20 Indian soldiers killed in violent face-off with Chinese soldiers in Ladakh

A seven-week military standoff between India and China escalated into a deadly conflict along their Himalayan border for the first time in more than four decades.

NEW DELHI – At least twenty Indian army personnel, including a commanding officer of Colonel rank, have been killed in a violent face-off with Chinese soldiers at Galwan Valley in Ladakh.

Indian army initially said three of its soldiers have been killed.

The incident on Monday night followed weeks of rising tensions and the deployment of thousands of extra troops from both sides in the Himalayan region.

“During the de-escalation process underway in the Galwan Valley, a violent face-off took place yesterday night with casualties. The loss of lives on the Indian side includes an officer and two soldiers,” the Indian army spokesman said in a statement.

“Senior military officials of the two sides are currently meeting at the venue to defuse the situation,” said the statement.

The Indian Congress has termed the incident as “shocking” and “unacceptable”, and asked Defence Minister Rajnath Singh to confirm the development.

On the other hand, the Chinese military also suffered casualties in the clash, the editor-in-chief of China’s Global Times newspaper said on Tuesday. It was the first such confrontation between the two Asian giants since 1975 in which soldiers have died.
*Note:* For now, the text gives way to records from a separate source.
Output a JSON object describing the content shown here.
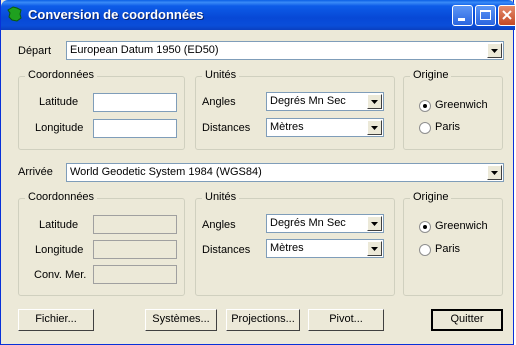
{
  "window": {
    "title": "Conversion de coordonnées"
  },
  "icons": {
    "app": "france-map-icon",
    "minimize": "minimize-icon",
    "maximize": "maximize-icon",
    "close": "close-icon"
  },
  "depart": {
    "label": "Départ",
    "datum": "European Datum 1950 (ED50)",
    "coords": {
      "title": "Coordonnées",
      "latitude_label": "Latitude",
      "latitude_value": "",
      "longitude_label": "Longitude",
      "longitude_value": ""
    },
    "units": {
      "title": "Unités",
      "angles_label": "Angles",
      "angles_value": "Degrés Mn Sec",
      "distances_label": "Distances",
      "distances_value": "Mètres"
    },
    "origin": {
      "title": "Origine",
      "options": [
        "Greenwich",
        "Paris"
      ],
      "selected": "Greenwich"
    }
  },
  "arrivee": {
    "label": "Arrivée",
    "datum": "World Geodetic System 1984 (WGS84)",
    "coords": {
      "title": "Coordonnées",
      "latitude_label": "Latitude",
      "longitude_label": "Longitude",
      "convmer_label": "Conv. Mer."
    },
    "units": {
      "title": "Unités",
      "angles_label": "Angles",
      "angles_value": "Degrés Mn Sec",
      "distances_label": "Distances",
      "distances_value": "Mètres"
    },
    "origin": {
      "title": "Origine",
      "options": [
        "Greenwich",
        "Paris"
      ],
      "selected": "Greenwich"
    }
  },
  "buttons": {
    "fichier": "Fichier...",
    "systemes": "Systèmes...",
    "projections": "Projections...",
    "pivot": "Pivot...",
    "quitter": "Quitter"
  }
}
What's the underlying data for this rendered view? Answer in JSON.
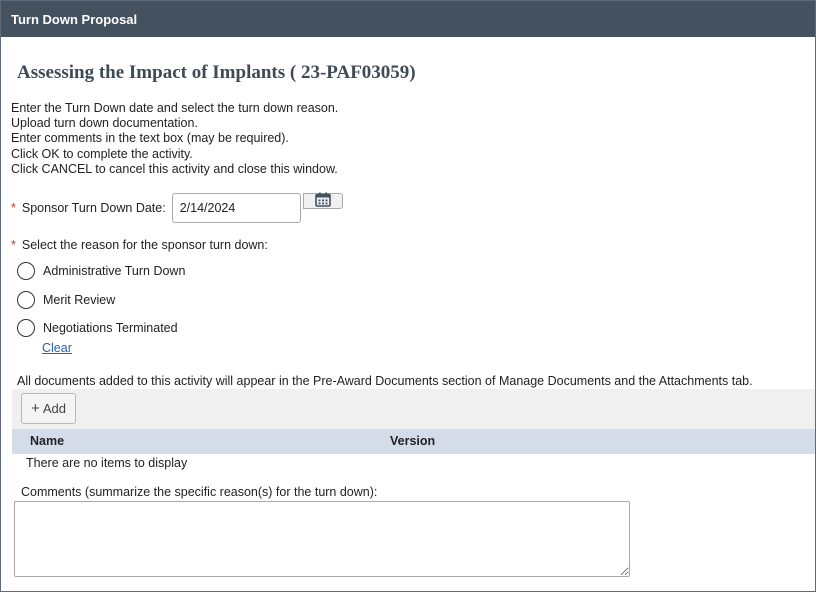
{
  "window": {
    "title": "Turn Down Proposal"
  },
  "heading": "Assessing the Impact of Implants ( 23-PAF03059)",
  "instructions": [
    "Enter the Turn Down date and select the turn down reason.",
    "Upload turn down documentation.",
    "Enter comments in the text box (may be required).",
    "Click OK to complete the activity.",
    "Click CANCEL to cancel this activity and close this window."
  ],
  "required_marker": "*",
  "turn_down_date": {
    "label": "Sponsor Turn Down Date:",
    "value": "2/14/2024",
    "icon": "calendar-icon"
  },
  "reason": {
    "label": "Select the reason for the sponsor turn down:",
    "options": [
      "Administrative Turn Down",
      "Merit Review",
      "Negotiations Terminated"
    ],
    "selected": null,
    "clear_label": "Clear"
  },
  "documents": {
    "note": "All documents added to this activity will appear in the Pre-Award Documents section of Manage Documents and the Attachments tab.",
    "add_label": "Add",
    "columns": [
      "Name",
      "Version"
    ],
    "empty_message": "There are no items to display"
  },
  "comments": {
    "label": "Comments (summarize the specific reason(s) for the turn down):",
    "value": ""
  },
  "colors": {
    "titlebar": "#44515f",
    "table_header": "#d4dce9",
    "link": "#2a62a8",
    "required": "#c0392b"
  }
}
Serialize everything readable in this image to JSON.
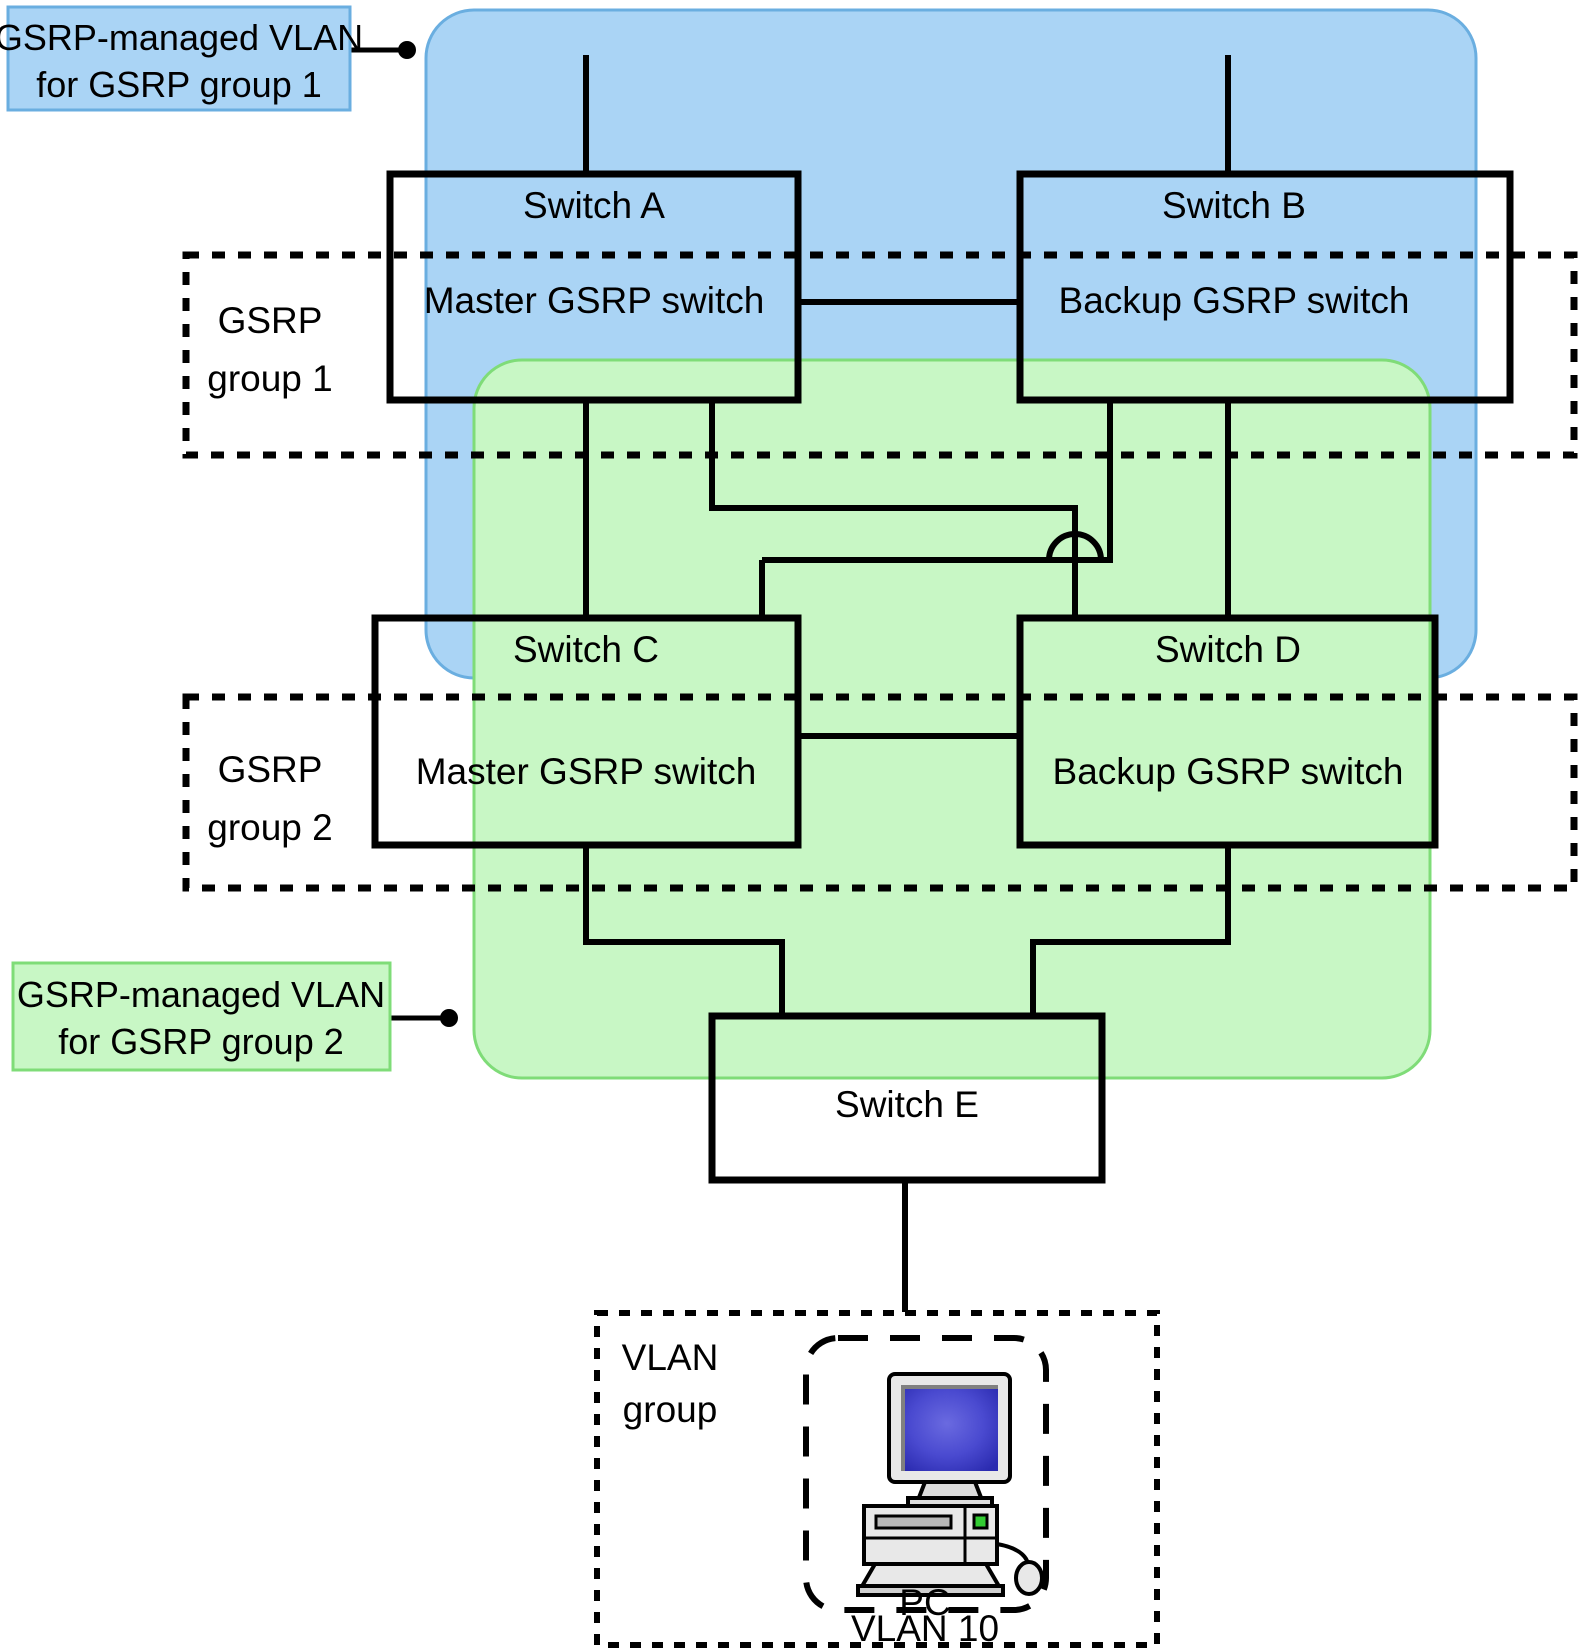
{
  "diagram": {
    "type": "network-topology",
    "title_present": false,
    "colors": {
      "vlan_group1_fill": "#aad4f5",
      "vlan_group1_stroke": "#6aaee0",
      "vlan_group2_fill": "#c8f7c5",
      "vlan_group2_stroke": "#7fdc78",
      "line": "#000000",
      "pc_screen": "#4040c0",
      "pc_case": "#e0e0e0",
      "pc_led": "#33cc33"
    },
    "legend": [
      {
        "id": "legend-group-1",
        "line1": "GSRP-managed VLAN",
        "line2": "for GSRP group 1",
        "fill": "#aad4f5"
      },
      {
        "id": "legend-group-2",
        "line1": "GSRP-managed VLAN",
        "line2": "for GSRP group 2",
        "fill": "#c8f7c5"
      }
    ],
    "group_boxes": [
      {
        "id": "gsrp-group-1-box",
        "line1": "GSRP",
        "line2": "group 1"
      },
      {
        "id": "gsrp-group-2-box",
        "line1": "GSRP",
        "line2": "group 2"
      }
    ],
    "switches": [
      {
        "id": "switch-a",
        "name": "Switch A",
        "role": "Master GSRP switch"
      },
      {
        "id": "switch-b",
        "name": "Switch B",
        "role": "Backup GSRP switch"
      },
      {
        "id": "switch-c",
        "name": "Switch C",
        "role": "Master GSRP switch"
      },
      {
        "id": "switch-d",
        "name": "Switch D",
        "role": "Backup GSRP switch"
      },
      {
        "id": "switch-e",
        "name": "Switch E",
        "role": ""
      }
    ],
    "vlan_group": {
      "label_line1": "VLAN",
      "label_line2": "group",
      "host": {
        "id": "pc-host",
        "label_line1": "PC",
        "label_line2": "VLAN 10",
        "icon": "desktop-computer-icon"
      }
    }
  }
}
“Based on what I know, Chinese side also suffered casualties in the Galwan Valley physical clash,” Hu Xijin said in a tweet, without giving further details.

Meanwhile, Chinese Foreign Ministry spokesman Zhao Lijian at a regular press briefing in Beijing today said that Indian troops seriously violated the consensus and twice crossed the border line for illegal activities.

They provoked and attacked Chinese personnel which led to serious physical conflict between the two sides, the spokesman said, adding that China has lodged strong protest and representation with the India side.

Reports say senior military officials of the two sides are holding a meeting in Galwan Valley to defuse tensions.

Serious fist and stone incident at India-China border post

The China-India border dispute covers nearly 3,500 kilometers (2,175 miles) of frontier that the two countries call the Line of Actual Control. They fought a war in 1962 that spilled into Ladakh. The two sides have been trying since the early 1990s to settle their dispute without success.

Thousands of troops from the two nuclear-armed neighbours, backed by armoured trucks and artillery, have been involved in the latest face-off since May in the Ladakh region, bordering Tibet.

China claims about 90,000 square kilometers (35,000 square miles) of territory under New Delhi’s control.